FOR IMMEDIATE RELEASE
March 29, 2010
Ashley Spratt (USFWS), (612)713-5311
Chris McCloud (IDNR), (217)785-9236
Field Crews Announce February - March Sampling Results in Chicago Area Waterway System
CHICAGO - Over the last six weeks, field crews from the Illinois Department of Natural Resources (DNR), U.S. Fish and Wildlife Service (Service) and U.S. Army Corps of Engineers intensively sampled throughout the entire Chicago Area Waterway System and no Asian carp were observed or collected. A total of 25 biologists have been involved in the effort that began on February 16, which has included sampling with both electrofishing and nets. A commercial fishing vessel supplemented the netting effort.

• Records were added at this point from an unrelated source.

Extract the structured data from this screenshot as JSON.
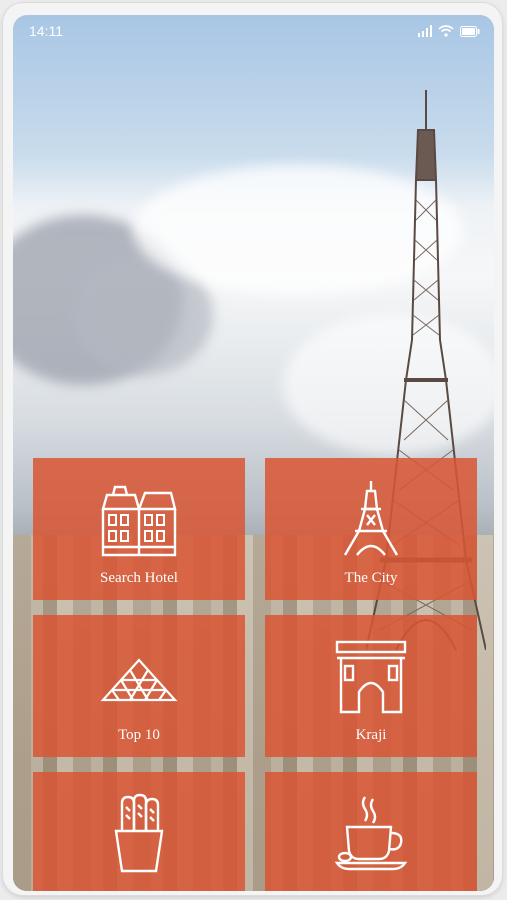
{
  "status_bar": {
    "time": "14:11",
    "icons": [
      "signal-icon",
      "wifi-icon",
      "battery-icon"
    ]
  },
  "background": {
    "scene": "eiffel-tower-over-paris",
    "tile_color": "#d95634"
  },
  "tiles": [
    {
      "label": "Search Hotel",
      "icon": "hotel-icon"
    },
    {
      "label": "The City",
      "icon": "eiffel-tower-icon"
    },
    {
      "label": "Top 10",
      "icon": "pyramid-icon"
    },
    {
      "label": "Kraji",
      "icon": "arc-de-triomphe-icon"
    },
    {
      "label": "",
      "icon": "baguette-icon"
    },
    {
      "label": "",
      "icon": "coffee-cup-icon"
    }
  ]
}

A team of fisheries and invasive species experts are currently developing a longer term monitoring plan to outline continued sampling/monitoring efforts over the next three months as part of the larger Asian Carp Control plan that includes both short and long term actions.
“It is critical that we have a better understanding of where Asian carp are in the Chicago Area Waterway System and a better idea of population size so we can better assess the risks to the Great Lakes. That’s why this monitoring effort is so important,” said John Rogner, Assistant Director of the Illinois DNR.
“Intensifying our sampling and monitoring efforts in high-risk areas for Asian carp provides us with critical data on population dynamics, potential range expansion and movement of the species,” said Charlie Wooley, Deputy Regional Director of the Service. “The Service will continue to support monitoring efforts in coordination with Illinois DNR crews to ensure we cover as much area as possible this field season.”
Field crews set approximately 5.6 miles of net and sampled for a total of 60 hours using electrofishing gear in the main channels, barge slips, marinas and other off-channel areas. Species collected in highest abundance were common carp (1,000) and gizzard shad (+1,000). Other species observed or collected included bluntnose minnow, drum, pumpkinseed sunfish, largemouth bass, northern pike, channel catfish, yellow perch, green sunfish and yellow bullhead. All fish collected were returned to the channel.
Early sampling efforts were coordinated around warm water discharge areas in the Chicago Sanitary and Ship Canal (CSSC), Des Plaines River, Little Calumet River, South Branch Chicago River and Cal-Sag Channel. Warm water discharge areas were targeted due to the tendencies of fish to congregate in warm water areas during colder temperatures.
In order to validate the sampling techniques upstream, field crews also sampled in areas far below the electric barrier where Asian carp populations are present. IDNR biologists recovered 36 Silver carp and four Bighead carp near Starved Rock Lock and Dam-approximately 70 miles downstream from the electric barrier. Field crews expanded the search for Asian carp as ice receded from the waterways and water temperature rose.
The Regional Coordinating Committee is developing a three month monitoring plan to extend sampling efforts through the field season.
The Asian Carp Regional Coordinating Committee includes representatives from the City of Chicago, Great Lakes Interagency Task Force, Illinois Department of Natural Resources, Metropolitan Water Reclamation District, U.S. Army Corps of Engineers, U.S. Coast Guard, U.S. Environmental Protection Agency, U.S. Fish and Wildlife Service, U.S. Geological Survey, Great Lakes Fishery Commission and White House Council of Environmental Quality.
These partners are working to address the threat Asian carp pose to the Great Lakes through the development and implementation of the Asian Carp Control Strategy Framework. The Framework, which is guided by the latest scientific research, encompasses over 32 short and long term actions and $78.5M in investments to combat the spread of Asian carp. For a full copy of the framework go to: www.asiancarp.org
The mission of the U.S. Fish and Wildlife Service is working with others to conserve, protect and enhance fish, wildlife, plants and their habitats for the continuing benefit of the American people. We are both a leader and trusted partner in fish and wildlife conservation, known for our scientific excellence, stewardship of lands and natural resources, dedicated professionals and commitment to public service. For more information on our work and the people who make it happen, visit www.fws.gov.
Connect with our Facebook page at facebook.com/usfwsmidwest, follow our tweets at twitter.com/usfwsmidwest, watch our YouTube Channel at youtube.com/usfws and download photos from our Flickr page at flickr.com/photos/usfwsmidwest.